I should have known. I had spent the evening before looking for a scarf. I needed one. Obviously. My planned outfit consisted of black pants and a mostly black shirt with some white on the sleeves. I found a little shop with a friendly and helpful owner. He showed me the bags of scarves. Black, white, red. I bought it. I did not take it out of the bag.
I’m not so into labels of any kind. In fact, I hate to admit this, but I’m sort of a reverse label snob. Second hand store shopping in the back alleys of Istanbul = clearly awesome. Gucci, Prada, OthersIdon’tknow = clearly not awesome.
I took the scarf out of the bag, placed it next to my outfit. I noticed it had odd patterns, “Tommy, look it has checkers and circles and stuff…”
Tommy laughed and explained to me that Gucci, Prada, Couch and more were all over my scarf.
Not thrilled. I wore the scarf anyway. I needed to wear a scarf. Obviously.
While getting ready, I was nervous. Nervous.
When I looked in the mirror that morning, I thought about how silly I am, how I wished I was braver. I took a deep breath and decided that I was a little bit brave just for standing in front of the mirror, half way around the world from home and for wearing that scarf. Hoping with every cell that all the pieces would come together to let us become A’s parents. We have fallen in love and now have so much to lose.
We were told that there were some paperwork issues with the area of Ethiopia A is from. Our agency assured us that they were not concerned and it looked like it would be cleared up very quickly. Any day. I expected not to pass court until the issue was resolved. I was ready for that. It would be resolved any day. We have been waiting for months, just a few days.
We were told to follow her into the room. The judge was beautiful. More beautiful than most models. She asked us a few questions. Yes, we have met A. Yes, we have taken classes. Yes, we understand this is final. YES. Please. YES.
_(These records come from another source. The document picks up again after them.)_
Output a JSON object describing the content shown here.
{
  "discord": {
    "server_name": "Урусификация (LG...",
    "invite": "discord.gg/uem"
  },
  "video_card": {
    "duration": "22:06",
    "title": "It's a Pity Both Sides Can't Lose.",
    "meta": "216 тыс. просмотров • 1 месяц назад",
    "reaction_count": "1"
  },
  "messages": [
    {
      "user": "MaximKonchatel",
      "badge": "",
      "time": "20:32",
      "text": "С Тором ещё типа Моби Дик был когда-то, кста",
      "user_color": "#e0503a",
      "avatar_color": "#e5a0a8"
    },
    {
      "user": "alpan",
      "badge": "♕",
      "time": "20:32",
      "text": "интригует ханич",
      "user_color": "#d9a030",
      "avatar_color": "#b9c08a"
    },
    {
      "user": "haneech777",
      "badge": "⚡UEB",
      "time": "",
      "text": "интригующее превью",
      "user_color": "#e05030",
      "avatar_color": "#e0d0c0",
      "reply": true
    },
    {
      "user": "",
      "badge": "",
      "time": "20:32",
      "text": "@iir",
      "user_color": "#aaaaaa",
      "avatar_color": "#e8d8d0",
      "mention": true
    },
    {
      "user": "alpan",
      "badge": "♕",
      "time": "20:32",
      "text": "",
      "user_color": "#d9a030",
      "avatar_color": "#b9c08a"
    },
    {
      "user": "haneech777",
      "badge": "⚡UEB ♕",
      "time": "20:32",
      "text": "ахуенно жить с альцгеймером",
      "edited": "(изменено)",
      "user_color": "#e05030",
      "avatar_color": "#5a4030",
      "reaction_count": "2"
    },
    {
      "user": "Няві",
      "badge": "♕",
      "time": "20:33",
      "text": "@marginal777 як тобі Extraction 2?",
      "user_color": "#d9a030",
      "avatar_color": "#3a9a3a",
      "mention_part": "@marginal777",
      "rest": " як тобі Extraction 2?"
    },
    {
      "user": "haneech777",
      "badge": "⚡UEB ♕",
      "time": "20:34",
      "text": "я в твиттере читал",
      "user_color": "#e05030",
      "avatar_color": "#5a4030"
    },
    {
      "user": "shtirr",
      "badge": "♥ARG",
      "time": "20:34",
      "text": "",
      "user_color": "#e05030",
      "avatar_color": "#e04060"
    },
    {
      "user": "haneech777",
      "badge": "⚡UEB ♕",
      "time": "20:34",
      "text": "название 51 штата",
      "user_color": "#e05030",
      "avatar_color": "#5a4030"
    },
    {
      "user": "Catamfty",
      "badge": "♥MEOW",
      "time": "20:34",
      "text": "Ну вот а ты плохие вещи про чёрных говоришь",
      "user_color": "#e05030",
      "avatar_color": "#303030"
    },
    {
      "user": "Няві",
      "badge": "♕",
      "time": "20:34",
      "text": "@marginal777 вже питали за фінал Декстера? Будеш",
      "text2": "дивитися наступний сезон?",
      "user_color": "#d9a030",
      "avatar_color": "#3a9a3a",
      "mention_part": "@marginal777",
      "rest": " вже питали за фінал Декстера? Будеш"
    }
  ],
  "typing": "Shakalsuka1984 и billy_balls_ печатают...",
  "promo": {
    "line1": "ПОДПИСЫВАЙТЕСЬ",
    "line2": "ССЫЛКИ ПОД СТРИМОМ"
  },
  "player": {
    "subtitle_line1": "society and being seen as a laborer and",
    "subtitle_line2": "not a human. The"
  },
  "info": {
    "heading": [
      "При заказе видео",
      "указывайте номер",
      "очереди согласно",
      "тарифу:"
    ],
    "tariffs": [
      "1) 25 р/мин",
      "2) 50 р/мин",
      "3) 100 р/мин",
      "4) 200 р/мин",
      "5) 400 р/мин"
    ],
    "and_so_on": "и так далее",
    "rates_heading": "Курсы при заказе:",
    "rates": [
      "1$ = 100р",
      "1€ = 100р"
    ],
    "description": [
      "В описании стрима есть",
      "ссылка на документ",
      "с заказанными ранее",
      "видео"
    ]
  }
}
“A’s ___ (birth family member) did not come. I have set a new date for Jan. __th.”
We were done. No, we were not awarded custody of A. It would be at least one more month. We would go home without being able to count down until Embassy. We would go home and wait. We will not be able to celebrate with A. We are not her mom and dad.
These are parts that I dislike.
The part that I hate is that we would not be able to meet A’s birth family member. We would not be able to ask questions. As a mother I felt like such a failure. Now I have no answers for both of my children. Yes, A will remember, but the mind changes memories, especially when you are very young. She deserves to know. Everything.
By the time I reached the hall, tears fell. As the tears fell, I wished again with all of my heart that I was braver. I looked around at the brave women and men and aunts and grandparents. The people who were here to do something a zillion times braver and harder than anything I will ever have to do. They were here to give up custody of their children. Instead of this stopping my tears, it just powered them. It was too much. A kind Ethiopian man looked at me and said, “It will be ok.”
After court we went to visit beautiful A.
Judah told us, “I love A so much. I want her to come live at our house.”
We do too, baby. We do too.